Late last week I found myself stuck in Christmas traffic, taking almost 45 minutes to get home from the Lisburn Road. Fortunately I was able to distract myself by listening to a debate on the radio about the upcoming water charges in Northern Ireland. For reasons that are already known to some, and will shortly be completely public, I haven’t really bothered to keep myself informed on this front, and so don’t really have any strong opinions on the matter.
However, I do still have strong opinions on the role of government in general, and was astounded at one point by the complete bizarreness of the argument being put forward by a representative of the Consumer Council, who apparently successfully fought a High Court action against the government over the manner in which the charges were being introduced. She didn’t really provide much detail on this, but in general I’m all for keeping the government in check. But she then went on to say that there needed to be much more consultation and research and the like into this whole area, and that the costs of this should be borne by the government, not by the public.
In an even more concerning twist, no-one challenged this logic at all. I still have no idea where she believes the government’s money actually comes from. This is all part of a very disturbing trend where the government is no longer seen as drawn from, working for, and paid by the public, and thus our servants, but has instead somehow switched to the opposite view, where they are in total control of the country and we are merely their servants (or, at current tax rates, well on the way to becoming their slaves).

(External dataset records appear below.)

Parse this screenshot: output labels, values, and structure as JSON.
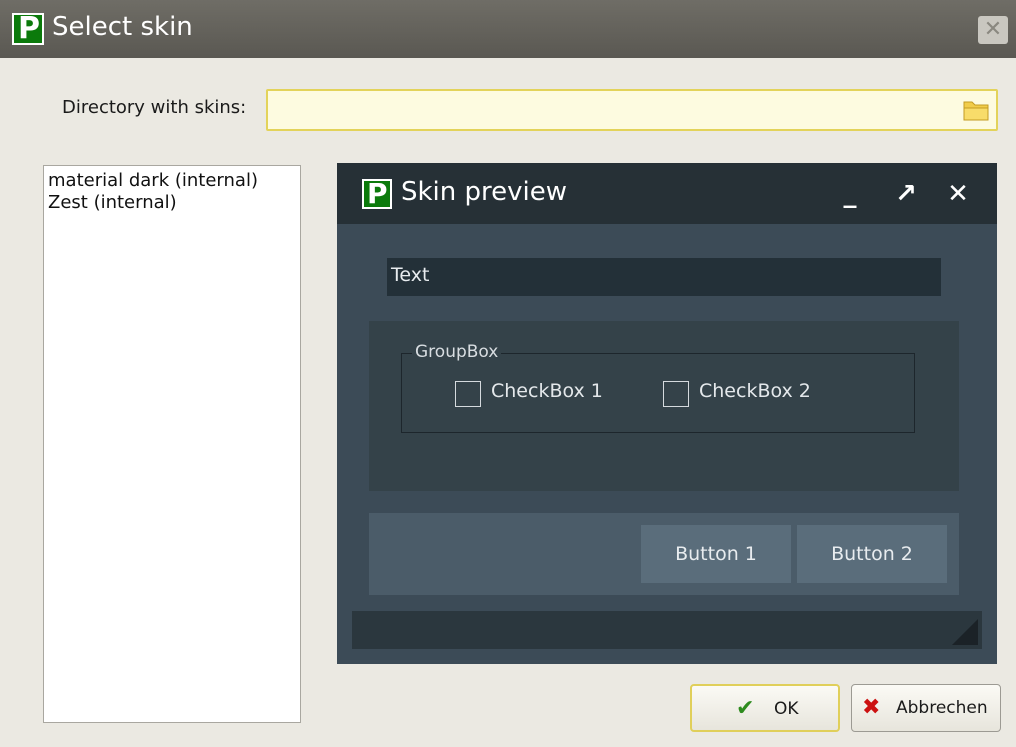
{
  "window": {
    "title": "Select skin"
  },
  "directory": {
    "label": "Directory with skins:",
    "value": ""
  },
  "skins": [
    "material dark (internal)",
    "Zest (internal)"
  ],
  "preview": {
    "title": "Skin preview",
    "minimize": "_",
    "maximize": "↗",
    "close": "✕",
    "text_value": "Text",
    "groupbox_title": "GroupBox",
    "checkbox1": "CheckBox 1",
    "checkbox2": "CheckBox 2",
    "button1": "Button 1",
    "button2": "Button 2"
  },
  "buttons": {
    "ok": "OK",
    "cancel": "Abbrechen"
  },
  "colors": {
    "ok_check": "#2e8b1e",
    "cancel_x": "#cc1111",
    "accent_yellow": "#e3d35a"
  },
  "icons": {
    "app": "p-logo-icon",
    "window_close": "close-icon",
    "folder": "folder-icon",
    "ok": "checkmark-icon",
    "cancel": "x-icon"
  }
}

At EuroFoo a few years ago Stefan Magdalinski explained that when they were about to launch the wonderful “They Work For You”, there was some hesitation that the name would prove too provocative. However it was felt that the name could serve as a powerful reminder of just where the balance of power actually lies. If only more people would actually believe it …